■ **WORK ORDER**: Search the material for the string "Media", then show every line where it turns up.

■ **LISTED ENTRIES**:
::::::

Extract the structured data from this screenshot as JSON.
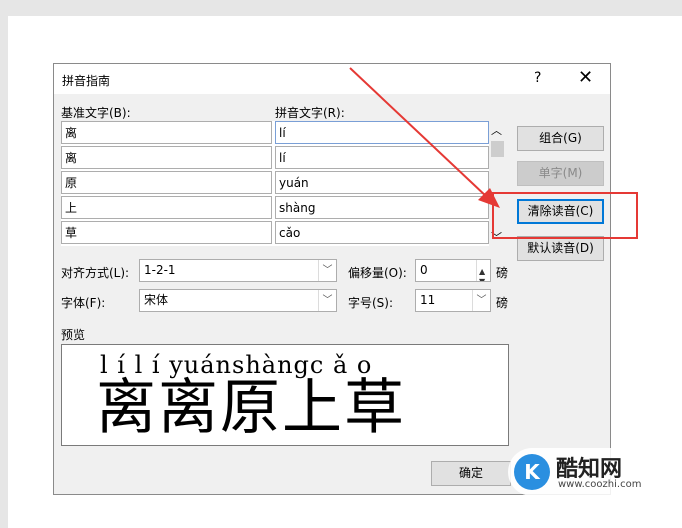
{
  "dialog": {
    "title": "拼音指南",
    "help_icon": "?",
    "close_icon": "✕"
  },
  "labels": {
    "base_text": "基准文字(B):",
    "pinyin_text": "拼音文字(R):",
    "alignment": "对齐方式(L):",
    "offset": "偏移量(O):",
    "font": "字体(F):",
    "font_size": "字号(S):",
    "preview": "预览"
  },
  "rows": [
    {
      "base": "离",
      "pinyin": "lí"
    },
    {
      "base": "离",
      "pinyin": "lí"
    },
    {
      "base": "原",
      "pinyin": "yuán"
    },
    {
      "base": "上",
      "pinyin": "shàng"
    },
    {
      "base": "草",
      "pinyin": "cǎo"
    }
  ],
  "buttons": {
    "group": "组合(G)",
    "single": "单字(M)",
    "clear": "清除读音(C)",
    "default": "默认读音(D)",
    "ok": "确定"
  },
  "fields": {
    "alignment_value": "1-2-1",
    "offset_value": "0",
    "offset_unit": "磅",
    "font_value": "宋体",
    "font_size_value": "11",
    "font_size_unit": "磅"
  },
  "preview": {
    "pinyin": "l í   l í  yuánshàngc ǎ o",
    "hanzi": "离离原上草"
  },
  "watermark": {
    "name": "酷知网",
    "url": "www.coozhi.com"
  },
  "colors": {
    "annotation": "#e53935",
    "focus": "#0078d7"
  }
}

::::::

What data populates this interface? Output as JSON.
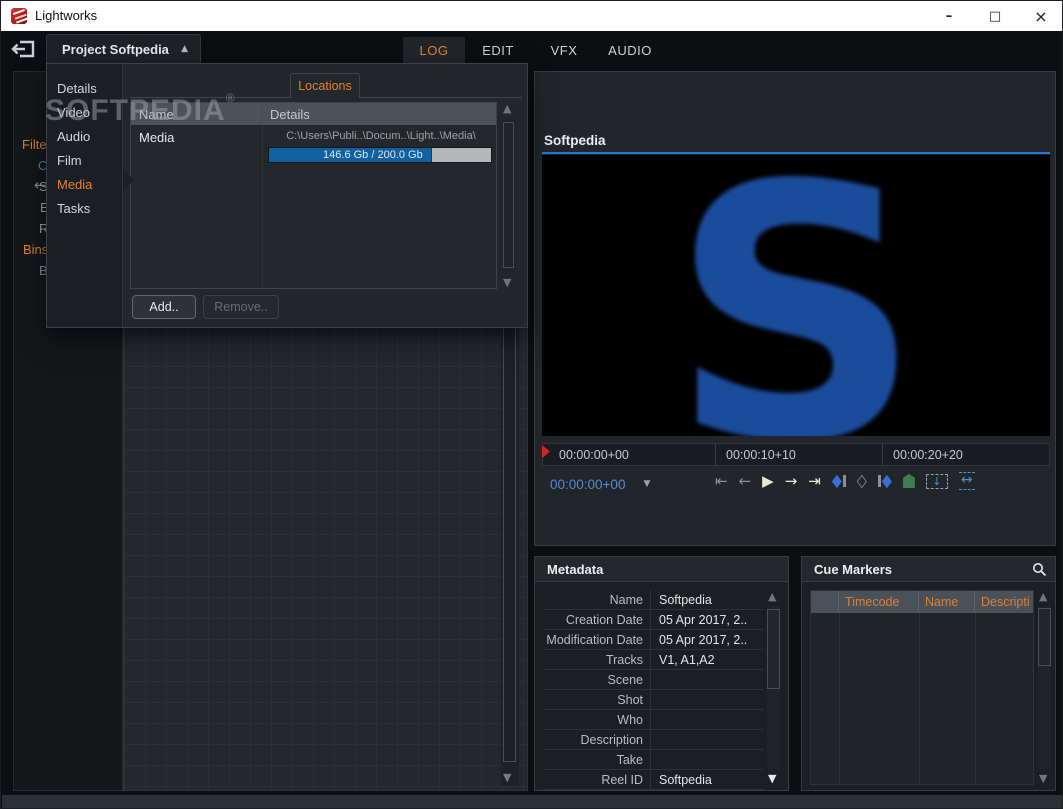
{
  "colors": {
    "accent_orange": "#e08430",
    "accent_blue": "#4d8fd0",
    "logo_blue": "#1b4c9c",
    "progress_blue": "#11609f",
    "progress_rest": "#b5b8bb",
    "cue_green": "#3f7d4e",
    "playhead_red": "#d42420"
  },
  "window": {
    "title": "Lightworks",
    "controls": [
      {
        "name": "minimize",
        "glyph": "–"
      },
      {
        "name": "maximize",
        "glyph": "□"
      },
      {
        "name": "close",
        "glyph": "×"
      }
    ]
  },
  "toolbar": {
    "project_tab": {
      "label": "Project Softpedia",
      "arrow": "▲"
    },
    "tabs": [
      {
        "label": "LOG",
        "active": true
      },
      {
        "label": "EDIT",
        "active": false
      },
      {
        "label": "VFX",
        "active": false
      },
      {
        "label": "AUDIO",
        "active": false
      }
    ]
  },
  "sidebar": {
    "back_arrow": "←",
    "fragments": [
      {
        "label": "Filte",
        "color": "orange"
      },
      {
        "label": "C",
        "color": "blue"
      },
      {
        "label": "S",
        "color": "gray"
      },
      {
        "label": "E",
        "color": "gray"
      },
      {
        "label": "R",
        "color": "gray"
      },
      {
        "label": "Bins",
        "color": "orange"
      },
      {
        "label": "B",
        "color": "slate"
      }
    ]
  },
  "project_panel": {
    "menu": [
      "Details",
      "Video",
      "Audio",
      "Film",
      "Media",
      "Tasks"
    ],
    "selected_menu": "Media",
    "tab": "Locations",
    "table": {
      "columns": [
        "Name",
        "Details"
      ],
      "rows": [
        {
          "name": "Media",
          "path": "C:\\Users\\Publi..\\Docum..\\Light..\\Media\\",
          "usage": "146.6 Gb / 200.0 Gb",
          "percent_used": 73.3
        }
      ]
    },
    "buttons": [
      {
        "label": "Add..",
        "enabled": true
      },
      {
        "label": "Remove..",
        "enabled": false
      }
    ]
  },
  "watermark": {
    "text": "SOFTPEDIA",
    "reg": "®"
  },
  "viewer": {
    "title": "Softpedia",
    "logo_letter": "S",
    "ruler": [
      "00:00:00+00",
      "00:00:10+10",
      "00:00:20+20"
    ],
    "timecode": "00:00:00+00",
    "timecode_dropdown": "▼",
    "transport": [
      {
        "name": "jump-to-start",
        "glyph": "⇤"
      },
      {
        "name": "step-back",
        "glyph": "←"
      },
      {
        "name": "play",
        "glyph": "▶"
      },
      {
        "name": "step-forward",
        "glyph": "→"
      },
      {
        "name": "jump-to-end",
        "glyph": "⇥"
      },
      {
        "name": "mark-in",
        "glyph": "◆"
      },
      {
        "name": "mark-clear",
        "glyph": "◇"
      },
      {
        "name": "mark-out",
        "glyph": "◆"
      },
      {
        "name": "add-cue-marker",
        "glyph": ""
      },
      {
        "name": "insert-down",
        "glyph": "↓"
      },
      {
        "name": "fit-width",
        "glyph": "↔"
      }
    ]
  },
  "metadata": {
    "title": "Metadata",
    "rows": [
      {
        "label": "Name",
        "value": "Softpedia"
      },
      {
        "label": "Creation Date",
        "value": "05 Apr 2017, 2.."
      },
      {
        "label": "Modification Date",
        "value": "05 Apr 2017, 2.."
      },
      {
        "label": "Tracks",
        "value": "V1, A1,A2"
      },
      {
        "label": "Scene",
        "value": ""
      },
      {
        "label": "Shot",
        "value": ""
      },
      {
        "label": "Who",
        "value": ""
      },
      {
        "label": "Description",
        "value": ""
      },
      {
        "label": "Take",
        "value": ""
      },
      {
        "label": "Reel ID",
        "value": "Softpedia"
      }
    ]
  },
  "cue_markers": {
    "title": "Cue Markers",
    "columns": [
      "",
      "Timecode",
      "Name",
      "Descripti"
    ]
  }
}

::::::

■ **ANSWER SPACE**:
      "Media",
    "selected_menu": "Media",
          "name": "Media",
          "path": "C:\\Users\\Publi..\\Docum..\\Light..\\Media\\",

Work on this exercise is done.